[Instructions to follow]:
Using the material below, copy every line where "left" appears.
══ Provided information ══
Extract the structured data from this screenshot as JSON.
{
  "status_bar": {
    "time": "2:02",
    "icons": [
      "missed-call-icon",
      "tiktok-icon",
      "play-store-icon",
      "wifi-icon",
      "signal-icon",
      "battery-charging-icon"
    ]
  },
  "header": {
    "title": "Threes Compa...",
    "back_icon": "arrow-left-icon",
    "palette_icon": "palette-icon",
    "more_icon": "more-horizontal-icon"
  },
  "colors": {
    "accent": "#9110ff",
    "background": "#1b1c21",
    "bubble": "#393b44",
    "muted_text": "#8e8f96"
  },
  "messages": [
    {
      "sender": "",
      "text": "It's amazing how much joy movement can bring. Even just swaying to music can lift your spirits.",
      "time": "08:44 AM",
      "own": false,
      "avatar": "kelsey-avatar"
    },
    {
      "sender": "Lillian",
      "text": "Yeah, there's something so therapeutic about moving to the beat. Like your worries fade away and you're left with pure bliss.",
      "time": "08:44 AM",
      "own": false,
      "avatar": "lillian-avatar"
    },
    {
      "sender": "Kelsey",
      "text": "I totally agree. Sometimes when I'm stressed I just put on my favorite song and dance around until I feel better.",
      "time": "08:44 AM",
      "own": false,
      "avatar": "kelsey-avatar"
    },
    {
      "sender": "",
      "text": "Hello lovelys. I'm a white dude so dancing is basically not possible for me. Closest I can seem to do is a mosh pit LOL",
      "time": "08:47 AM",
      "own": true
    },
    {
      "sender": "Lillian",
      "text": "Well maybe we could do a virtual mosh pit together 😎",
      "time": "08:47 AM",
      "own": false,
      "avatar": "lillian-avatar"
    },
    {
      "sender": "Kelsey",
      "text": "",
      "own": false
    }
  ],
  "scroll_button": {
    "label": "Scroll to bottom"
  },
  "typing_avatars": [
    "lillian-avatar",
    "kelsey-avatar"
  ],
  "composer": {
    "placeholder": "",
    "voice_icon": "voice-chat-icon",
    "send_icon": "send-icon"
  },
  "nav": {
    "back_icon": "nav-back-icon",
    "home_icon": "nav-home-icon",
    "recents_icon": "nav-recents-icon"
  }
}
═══
[Answer to the problem]:
    "back_icon": "arrow-left-icon",
      "text": "Yeah, there's something so therapeutic about moving to the beat. Like your worries fade away and you're left with pure bliss.",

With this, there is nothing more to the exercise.